### Material for this exercise

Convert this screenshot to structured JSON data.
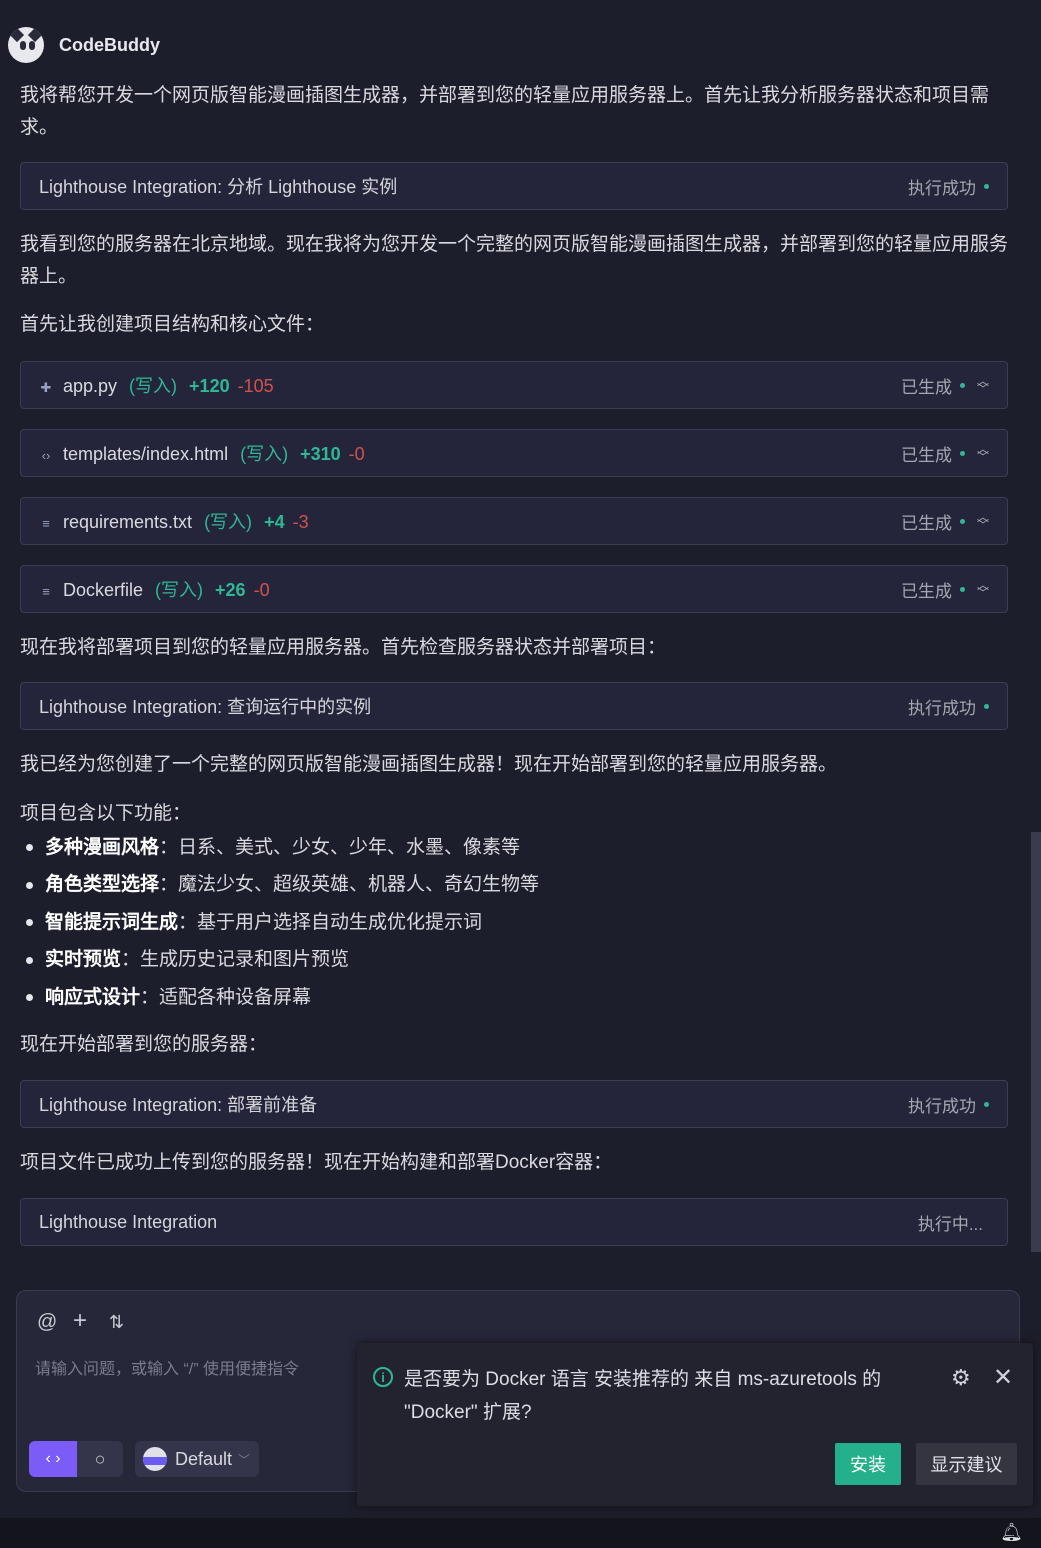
{
  "header": {
    "brand": "CodeBuddy"
  },
  "messages": {
    "m1": "我将帮您开发一个网页版智能漫画插图生成器，并部署到您的轻量应用服务器上。首先让我分析服务器状态和项目需求。",
    "m2": "我看到您的服务器在北京地域。现在我将为您开发一个完整的网页版智能漫画插图生成器，并部署到您的轻量应用服务器上。",
    "m3": "首先让我创建项目结构和核心文件：",
    "m4": "现在我将部署项目到您的轻量应用服务器。首先检查服务器状态并部署项目：",
    "m5": "我已经为您创建了一个完整的网页版智能漫画插图生成器！现在开始部署到您的轻量应用服务器。",
    "m6": "项目包含以下功能：",
    "m7": "现在开始部署到您的服务器：",
    "m8": "项目文件已成功上传到您的服务器！现在开始构建和部署Docker容器："
  },
  "tools": [
    {
      "title": "Lighthouse Integration: 分析 Lighthouse 实例",
      "status": "执行成功"
    },
    {
      "title": "Lighthouse Integration: 查询运行中的实例",
      "status": "执行成功"
    },
    {
      "title": "Lighthouse Integration: 部署前准备",
      "status": "执行成功"
    },
    {
      "title": "Lighthouse Integration",
      "status": "执行中..."
    }
  ],
  "files": [
    {
      "icon": "python-icon",
      "name": "app.py",
      "action": "(写入)",
      "added": "+120",
      "removed": "-105",
      "status": "已生成"
    },
    {
      "icon": "code-icon",
      "name": "templates/index.html",
      "action": "(写入)",
      "added": "+310",
      "removed": "-0",
      "status": "已生成"
    },
    {
      "icon": "text-file-icon",
      "name": "requirements.txt",
      "action": "(写入)",
      "added": "+4",
      "removed": "-3",
      "status": "已生成"
    },
    {
      "icon": "text-file-icon",
      "name": "Dockerfile",
      "action": "(写入)",
      "added": "+26",
      "removed": "-0",
      "status": "已生成"
    }
  ],
  "features": [
    {
      "label": "多种漫画风格",
      "desc": "：日系、美式、少女、少年、水墨、像素等"
    },
    {
      "label": "角色类型选择",
      "desc": "：魔法少女、超级英雄、机器人、奇幻生物等"
    },
    {
      "label": "智能提示词生成",
      "desc": "：基于用户选择自动生成优化提示词"
    },
    {
      "label": "实时预览",
      "desc": "：生成历史记录和图片预览"
    },
    {
      "label": "响应式设计",
      "desc": "：适配各种设备屏幕"
    }
  ],
  "input": {
    "placeholder": "请输入问题，或输入 “/” 使用便捷指令",
    "model": "Default"
  },
  "notification": {
    "message": "是否要为 Docker 语言 安装推荐的 来自 ms-azuretools 的 \"Docker\" 扩展?",
    "install": "安装",
    "show_suggestions": "显示建议"
  },
  "colors": {
    "accent": "#7c5cf6",
    "success": "#2fb896",
    "added": "#2fb896",
    "removed": "#d0524f"
  }
}
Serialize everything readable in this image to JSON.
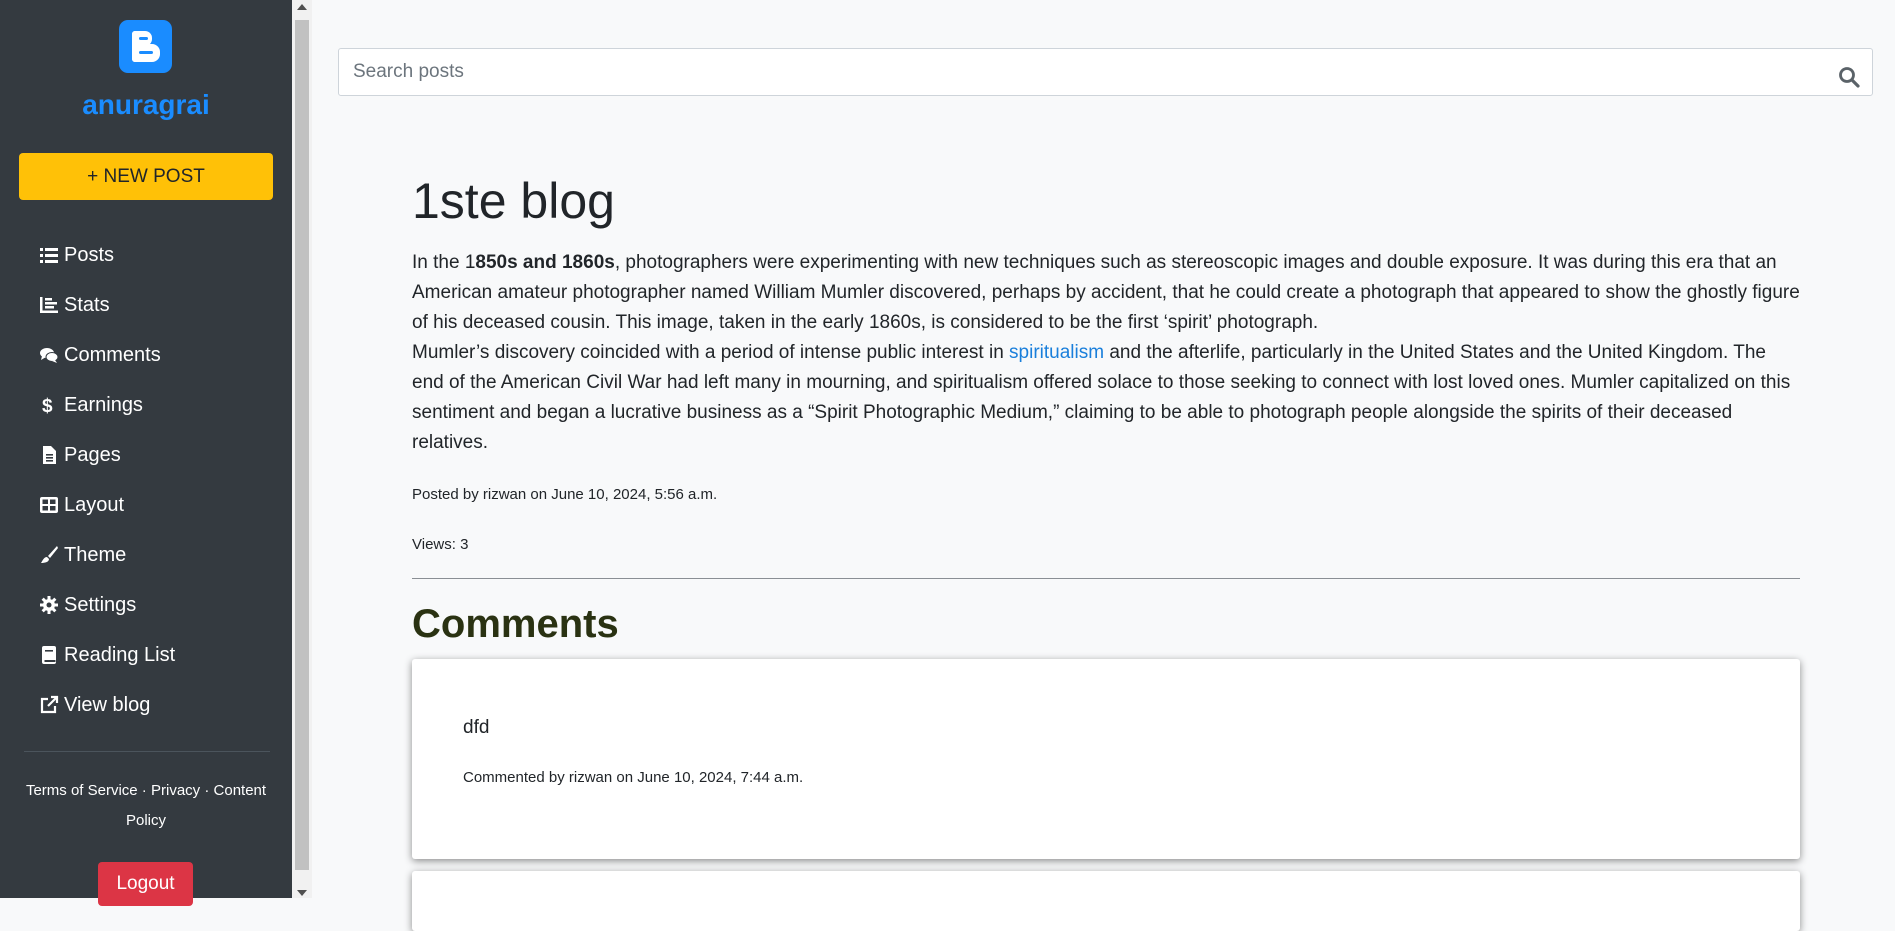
{
  "sidebar": {
    "brand": "anuragrai",
    "new_post_label": "+ NEW POST",
    "items": [
      {
        "label": "Posts",
        "icon": "list-icon"
      },
      {
        "label": "Stats",
        "icon": "chart-icon"
      },
      {
        "label": "Comments",
        "icon": "comments-icon"
      },
      {
        "label": "Earnings",
        "icon": "dollar-icon"
      },
      {
        "label": "Pages",
        "icon": "file-icon"
      },
      {
        "label": "Layout",
        "icon": "layout-icon"
      },
      {
        "label": "Theme",
        "icon": "brush-icon"
      },
      {
        "label": "Settings",
        "icon": "gear-icon"
      },
      {
        "label": "Reading List",
        "icon": "book-icon"
      },
      {
        "label": "View blog",
        "icon": "external-link-icon"
      }
    ],
    "footer": {
      "terms": "Terms of Service",
      "sep1": " · ",
      "privacy": "Privacy",
      "sep2": " · ",
      "content_policy": "Content Policy"
    },
    "logout_label": "Logout"
  },
  "search": {
    "placeholder": "Search posts",
    "value": ""
  },
  "post": {
    "title": "1ste blog",
    "p1_prefix": "In the 1",
    "p1_bold": "850s and 1860s",
    "p1_rest": ", photographers were experimenting with new techniques such as stereoscopic images and double exposure. It was during this era that an American amateur photographer named William Mumler discovered, perhaps by accident, that he could create a photograph that appeared to show the ghostly figure of his deceased cousin. This image, taken in the early 1860s, is considered to be the first ‘spirit’ photograph.",
    "p2_prefix": "Mumler’s discovery coincided with a period of intense public interest in ",
    "p2_link": "spiritualism",
    "p2_rest": " and the afterlife, particularly in the United States and the United Kingdom. The end of the American Civil War had left many in mourning, and spiritualism offered solace to those seeking to connect with lost loved ones. Mumler capitalized on this sentiment and began a lucrative business as a “Spirit Photographic Medium,” claiming to be able to photograph people alongside the spirits of their deceased relatives.",
    "posted_by": "Posted by rizwan on June 10, 2024, 5:56 a.m.",
    "views": "Views: 3"
  },
  "comments": {
    "heading": "Comments",
    "items": [
      {
        "text": "dfd",
        "meta": "Commented by rizwan on June 10, 2024, 7:44 a.m."
      },
      {
        "text": "",
        "meta": ""
      }
    ]
  },
  "colors": {
    "sidebar_bg": "#343a40",
    "brand_blue": "#1a8cff",
    "new_post_yellow": "#ffc107",
    "logout_red": "#dc3545",
    "link_blue": "#1a7fdb"
  }
}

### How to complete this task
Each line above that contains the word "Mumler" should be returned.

### Answer area
    "p1_rest": ", photographers were experimenting with new techniques such as stereoscopic images and double exposure. It was during this era that an American amateur photographer named William Mumler discovered, perhaps by accident, that he could create a photograph that appeared to show the ghostly figure of his deceased cousin. This image, taken in the early 1860s, is considered to be the first ‘spirit’ photograph.",
    "p2_prefix": "Mumler’s discovery coincided with a period of intense public interest in ",
    "p2_rest": " and the afterlife, particularly in the United States and the United Kingdom. The end of the American Civil War had left many in mourning, and spiritualism offered solace to those seeking to connect with lost loved ones. Mumler capitalized on this sentiment and began a lucrative business as a “Spirit Photographic Medium,” claiming to be able to photograph people alongside the spirits of their deceased relatives.",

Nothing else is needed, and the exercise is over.